8/7     Do you say "soda" or "pop"?
        \_ That's fucking awesome!  Thanks for the link!  I'd like to see one
           with sub/hoagie/grinder/hero
             You want #64.
        \_ I say soda because I was stuck in fucking soda hell while my
           bisadm friends were partying and getting straight A's and
           screwing up hot chicks and now they already have MBAs and making
           tons of money while I'm now stuck being in a fucking code
           monkey with my job ready to be outsourced by foreign monkeys
        \_ I lived in the Bay Area for the first 23 years of my life, so
           I say "soda". 4 years ago I moved to Eastern Washington where
           everyone calls it "pop". I just can't make myself switch. -bz
           \_ Then there's the fucked up south.
              customer: I'd like a coke please.
              waitress: What kind?
              customer: How about a make that a Coke.
              waitress: Got it. A Coke coke.
              \_ Have you actually observed this?
                 \- you know the CocaCola Corporation has people to go out an
                 \- you know the CocaCola Corporation has people to go out and
                    test for this as evidence they are defending their
                    trademark and not "letting" it become a generic term,
                    like say "escalator" or "aspirin".
                 \_ I haven't observed this very exchange, but it is true that
                    "coke" can mean "Dr. Pepper", "Sprite", or other soda.
2005/8/7-8 [Politics/Foreign/Canada, Politics/Foreign/MiddleEast/Iraq] UID:39033 Activity:nil
8/7     RIP, Peter Jennings:
        \_ He was killed by lawyers from the tobacco lobby.  Doctors say
           lung cancer...yeah, right.  -whako conspiracy
        \_ and on freerepugnant, people are celebrating, 'This man has done
           great harm to our country under the guise of "freedom of
           the press" and I will not forget that.'
2005/8/7-11 [Science/Space, Computer/HW/Memory] UID:39034 Activity:nil
8/7     The Space Shuttle still uses floppy disks. Would somebody please
        tell them how unreliable floppies are. Buy them USB flash drives!
        \- high density electronics and media may be more suspectible
           to instability due to thermal noise or radiation. lbl has/had
           one of the faciltiies for "space certifications" for electronics.
        \_ Another question is: why is anything on removable media when
           everything happens within the shuttle and there is nowhere else to
           \_ networks can go down, they have multiple points of failure
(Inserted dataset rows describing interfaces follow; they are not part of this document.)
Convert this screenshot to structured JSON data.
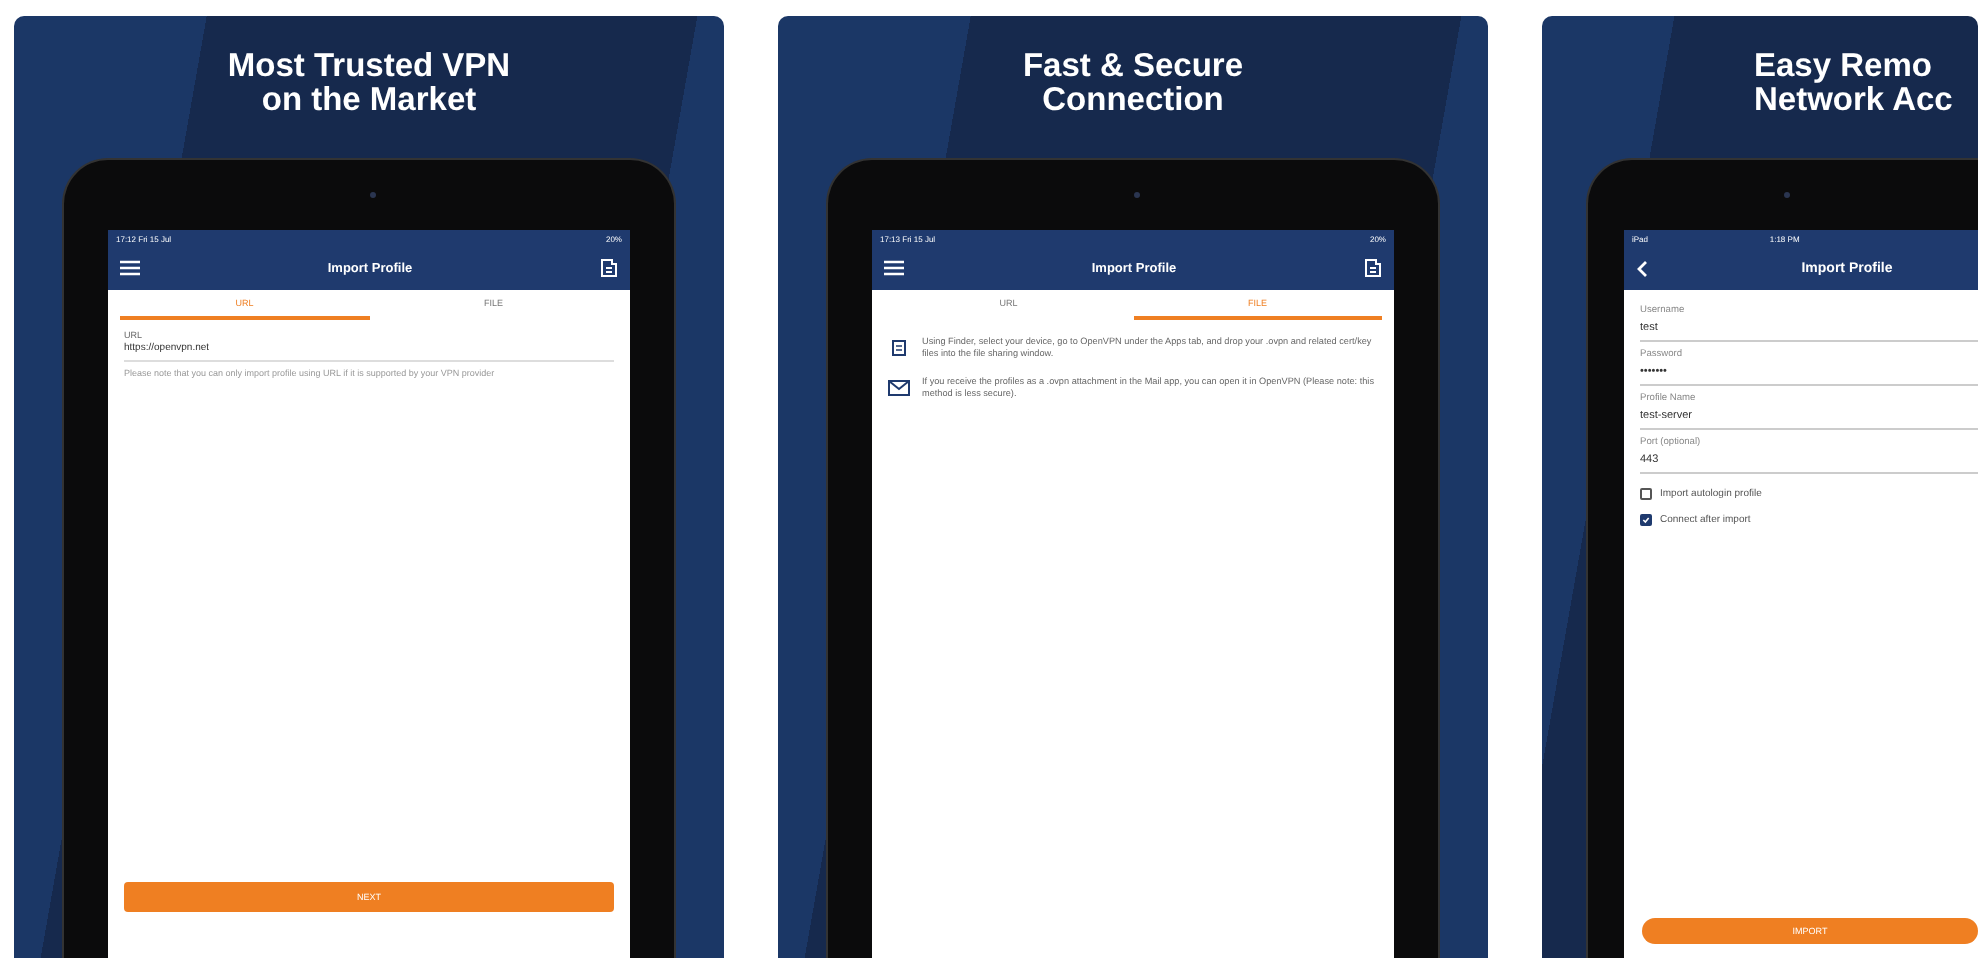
{
  "cards": [
    {
      "kind": "url",
      "title": [
        "Most Trusted VPN",
        "on the Market"
      ],
      "status": {
        "time": "17:12  Fri 15 Jul",
        "battery": "20%"
      },
      "nav_title": "Import Profile",
      "tabs": [
        {
          "label": "URL",
          "selected": true
        },
        {
          "label": "FILE",
          "selected": false
        }
      ],
      "field": {
        "label": "URL",
        "value": "https://openvpn.net"
      },
      "note": "Please note that you can only import profile using URL if it is supported by your VPN provider",
      "button": "NEXT"
    },
    {
      "kind": "file",
      "title": [
        "Fast & Secure",
        "Connection"
      ],
      "status": {
        "time": "17:13  Fri 15 Jul",
        "battery": "20%"
      },
      "nav_title": "Import Profile",
      "tabs": [
        {
          "label": "URL",
          "selected": false
        },
        {
          "label": "FILE",
          "selected": true
        }
      ],
      "items": [
        {
          "kind": "finder",
          "text": "Using Finder, select your device, go to OpenVPN under the Apps tab, and drop your .ovpn and related cert/key files into the file sharing window."
        },
        {
          "kind": "mail",
          "text": "If you receive the profiles as a .ovpn attachment in the Mail app, you can open it in OpenVPN (Please note: this method is less secure)."
        }
      ]
    },
    {
      "kind": "form",
      "title": [
        "Easy Remo",
        "Network Acc"
      ],
      "status": {
        "time": "1:18 PM",
        "device": "iPad"
      },
      "nav_title": "Import Profile",
      "fields": [
        {
          "label": "Username",
          "value": "test"
        },
        {
          "label": "Password",
          "value": "•••••••"
        },
        {
          "label": "Profile Name",
          "value": "test-server"
        },
        {
          "label": "Port (optional)",
          "value": "443"
        }
      ],
      "checkboxes": [
        {
          "label": "Import autologin profile",
          "checked": false
        },
        {
          "label": "Connect after import",
          "checked": true
        }
      ],
      "button": "IMPORT"
    }
  ]
}
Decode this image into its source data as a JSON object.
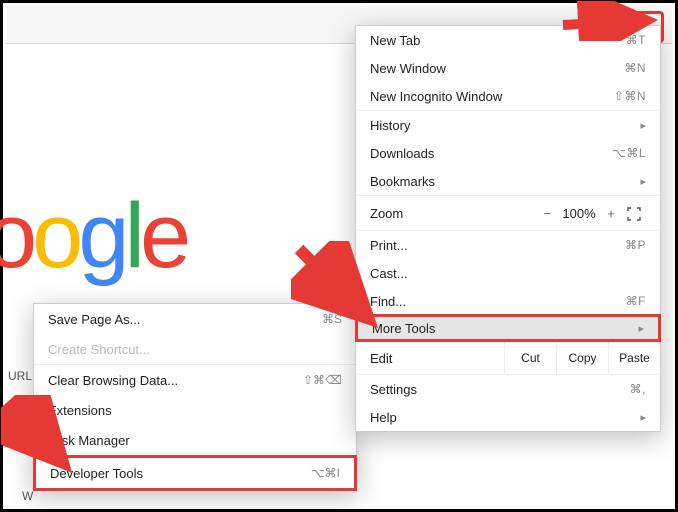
{
  "logo_letters": [
    "o",
    "o",
    "g",
    "l",
    "e"
  ],
  "sidelabels": {
    "url": "URL",
    "w": "W"
  },
  "menu": {
    "new_tab": {
      "label": "New Tab",
      "shortcut": "⌘T"
    },
    "new_window": {
      "label": "New Window",
      "shortcut": "⌘N"
    },
    "new_incognito": {
      "label": "New Incognito Window",
      "shortcut": "⇧⌘N"
    },
    "history": {
      "label": "History"
    },
    "downloads": {
      "label": "Downloads",
      "shortcut": "⌥⌘L"
    },
    "bookmarks": {
      "label": "Bookmarks"
    },
    "zoom": {
      "label": "Zoom",
      "minus": "−",
      "plus": "+",
      "value": "100%"
    },
    "print": {
      "label": "Print...",
      "shortcut": "⌘P"
    },
    "cast": {
      "label": "Cast..."
    },
    "find": {
      "label": "Find...",
      "shortcut": "⌘F"
    },
    "more_tools": {
      "label": "More Tools"
    },
    "edit": {
      "label": "Edit",
      "cut": "Cut",
      "copy": "Copy",
      "paste": "Paste"
    },
    "settings": {
      "label": "Settings",
      "shortcut": "⌘,"
    },
    "help": {
      "label": "Help"
    }
  },
  "submenu": {
    "save_page": {
      "label": "Save Page As...",
      "shortcut": "⌘S"
    },
    "create_shortcut": {
      "label": "Create Shortcut..."
    },
    "clear_browsing": {
      "label": "Clear Browsing Data...",
      "shortcut": "⇧⌘⌫"
    },
    "extensions": {
      "label": "Extensions"
    },
    "task_manager": {
      "label": "Task Manager"
    },
    "developer_tools": {
      "label": "Developer Tools",
      "shortcut": "⌥⌘I"
    }
  }
}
              - what do you do then?
              \_ I see.
        \_ NASA is intentionally slow to adopt new technology for use on
           the orbiters.  In addition to testing the living hell out of
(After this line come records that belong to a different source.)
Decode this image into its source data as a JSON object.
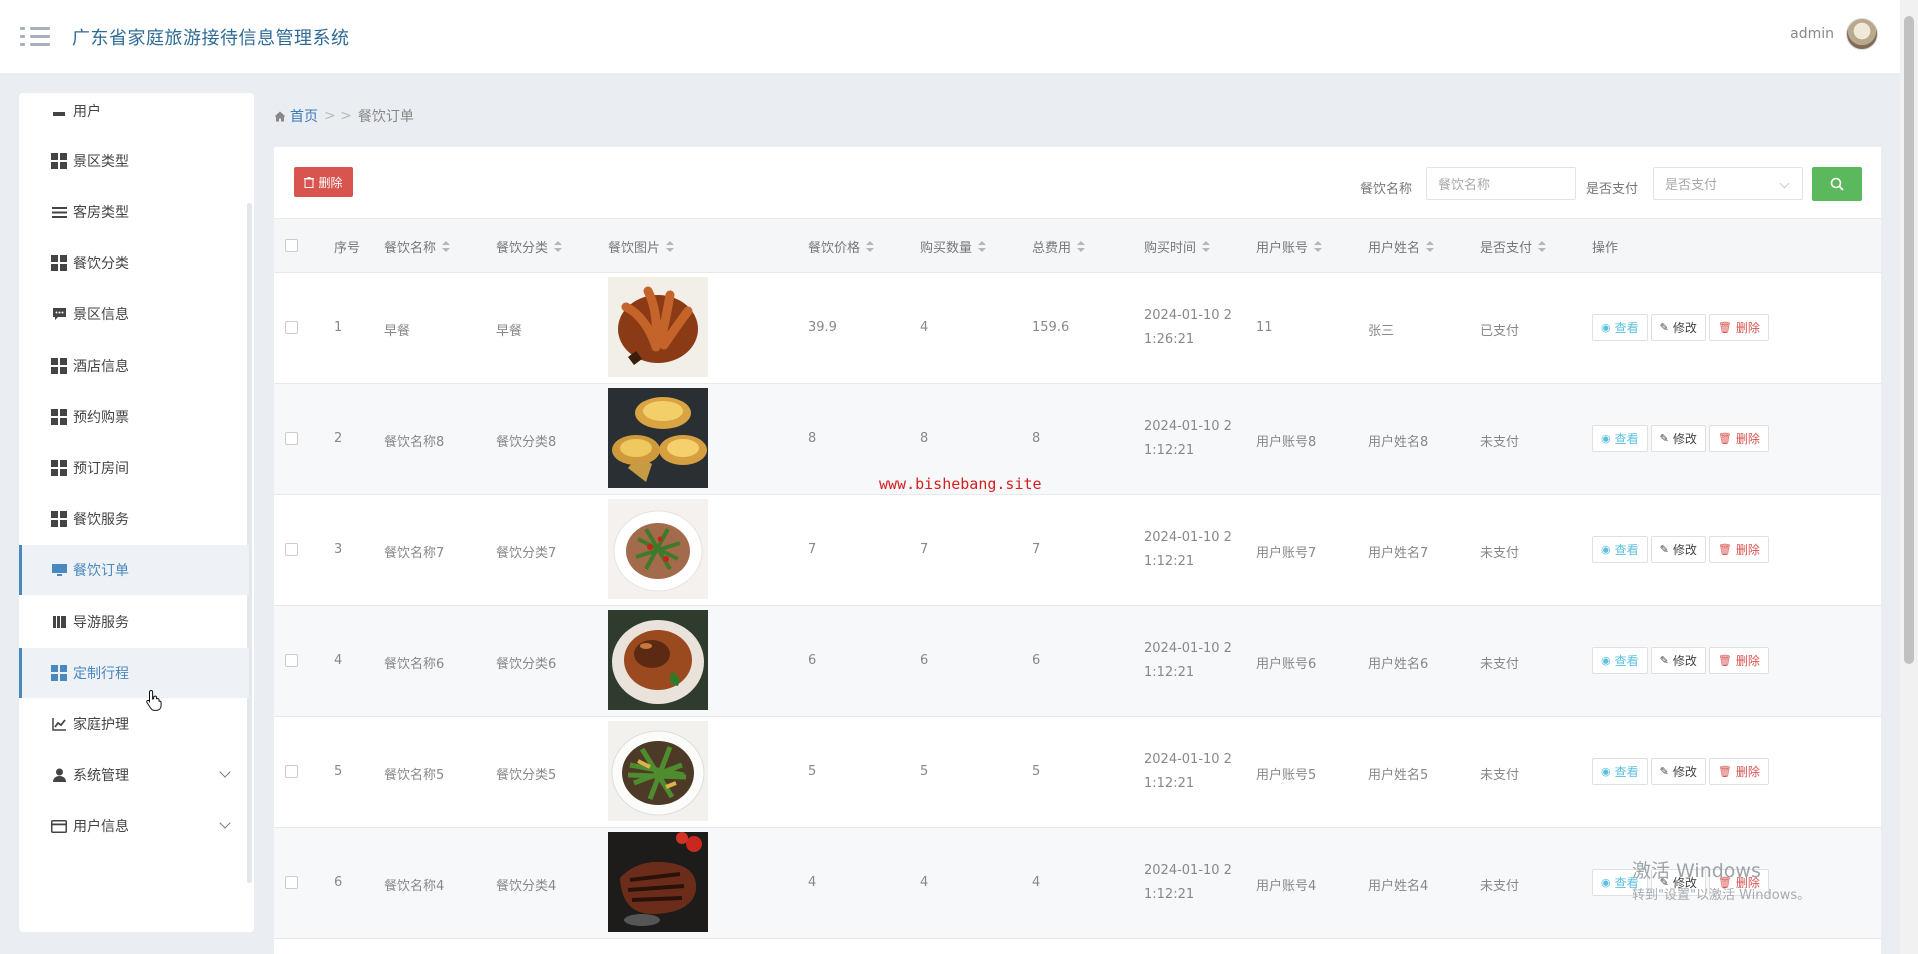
{
  "header": {
    "title": "广东省家庭旅游接待信息管理系统",
    "username": "admin"
  },
  "sidebar": {
    "items": [
      {
        "label": "用户",
        "icon": "user-icon"
      },
      {
        "label": "景区类型",
        "icon": "grid-icon"
      },
      {
        "label": "客房类型",
        "icon": "list-icon"
      },
      {
        "label": "餐饮分类",
        "icon": "grid-icon"
      },
      {
        "label": "景区信息",
        "icon": "comment-icon"
      },
      {
        "label": "酒店信息",
        "icon": "grid-icon"
      },
      {
        "label": "预约购票",
        "icon": "grid-icon"
      },
      {
        "label": "预订房间",
        "icon": "grid-icon"
      },
      {
        "label": "餐饮服务",
        "icon": "grid-icon"
      },
      {
        "label": "餐饮订单",
        "icon": "monitor-icon",
        "active": true
      },
      {
        "label": "导游服务",
        "icon": "book-icon"
      },
      {
        "label": "定制行程",
        "icon": "grid-icon",
        "active": true
      },
      {
        "label": "家庭护理",
        "icon": "chart-icon"
      },
      {
        "label": "系统管理",
        "icon": "person-icon",
        "expandable": true
      },
      {
        "label": "用户信息",
        "icon": "card-icon",
        "expandable": true
      }
    ]
  },
  "breadcrumb": {
    "home": "首页",
    "separator": "> >",
    "current": "餐饮订单"
  },
  "toolbar": {
    "delete_label": "删除",
    "search_name_label": "餐饮名称",
    "search_name_placeholder": "餐饮名称",
    "search_paid_label": "是否支付",
    "search_paid_placeholder": "是否支付"
  },
  "table": {
    "headers": [
      "序号",
      "餐饮名称",
      "餐饮分类",
      "餐饮图片",
      "餐饮价格",
      "购买数量",
      "总费用",
      "购买时间",
      "用户账号",
      "用户姓名",
      "是否支付",
      "操作"
    ],
    "rows": [
      {
        "no": "1",
        "name": "早餐",
        "category": "早餐",
        "price": "39.9",
        "qty": "4",
        "total": "159.6",
        "time1": "2024-01-10 2",
        "time2": "1:26:21",
        "account": "11",
        "user": "张三",
        "paid": "已支付",
        "image": "braised-chicken-feet"
      },
      {
        "no": "2",
        "name": "餐饮名称8",
        "category": "餐饮分类8",
        "price": "8",
        "qty": "8",
        "total": "8",
        "time1": "2024-01-10 2",
        "time2": "1:12:21",
        "account": "用户账号8",
        "user": "用户姓名8",
        "paid": "未支付",
        "image": "egg-tarts"
      },
      {
        "no": "3",
        "name": "餐饮名称7",
        "category": "餐饮分类7",
        "price": "7",
        "qty": "7",
        "total": "7",
        "time1": "2024-01-10 2",
        "time2": "1:12:21",
        "account": "用户账号7",
        "user": "用户姓名7",
        "paid": "未支付",
        "image": "shredded-salad"
      },
      {
        "no": "4",
        "name": "餐饮名称6",
        "category": "餐饮分类6",
        "price": "6",
        "qty": "6",
        "total": "6",
        "time1": "2024-01-10 2",
        "time2": "1:12:21",
        "account": "用户账号6",
        "user": "用户姓名6",
        "paid": "未支付",
        "image": "braised-meat-sauce"
      },
      {
        "no": "5",
        "name": "餐饮名称5",
        "category": "餐饮分类5",
        "price": "5",
        "qty": "5",
        "total": "5",
        "time1": "2024-01-10 2",
        "time2": "1:12:21",
        "account": "用户账号5",
        "user": "用户姓名5",
        "paid": "未支付",
        "image": "stir-fried-vegetables"
      },
      {
        "no": "6",
        "name": "餐饮名称4",
        "category": "餐饮分类4",
        "price": "4",
        "qty": "4",
        "total": "4",
        "time1": "2024-01-10 2",
        "time2": "1:12:21",
        "account": "用户账号4",
        "user": "用户姓名4",
        "paid": "未支付",
        "image": "grilled-steak"
      }
    ],
    "actions": {
      "view": "查看",
      "edit": "修改",
      "delete": "删除"
    }
  },
  "watermark": "www.bishebang.site",
  "activation": {
    "title": "激活 Windows",
    "subtitle": "转到\"设置\"以激活 Windows。"
  },
  "colors": {
    "accent": "#4a88c0",
    "danger": "#d9534f",
    "success": "#5cb85c",
    "info": "#5bc0de"
  }
}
           particular systems themselves, they also want the general
           technology to have seen widespread use enough to have flushed
           out any problems.  Note that other thread in the motd at the
           moment about motherboards with bad capacitors, and consider that
           it's probably a good thing that the orbiters' avionics are ugraded
           less frequently than the average sodan's computer.  Remember that
           the shuttle program started in the seventies, and that floppies
           actually represent an *upgrade*.  For the poster who asked why
           anything is on removable media, what else would you suggest?
           Hard drives don't perform well under a lot of acceleration, and
           can be damaged easily by vibration (such as during launch and
           reentry).  Many nonvolatile memory technologies have come and gone
           over the life of the shuttle program without being adopted.  When
           they started, the computers available simply didn't have enough
           memory and they had to load things in from tapes over the course
           of a mission.  In a system as complex as the shuttle, there's
           a tremendous ripple effect to changing the flight computers, both
           to the physical systems and the procedures and training for all
           personnel involved.  Given the risks, there's a lot to be said for
           not fixing it if that aspect of the shuttle isn't broken.
Berkeley CSUA MOTD:2005:August:07 Sunday <Saturday, Monday>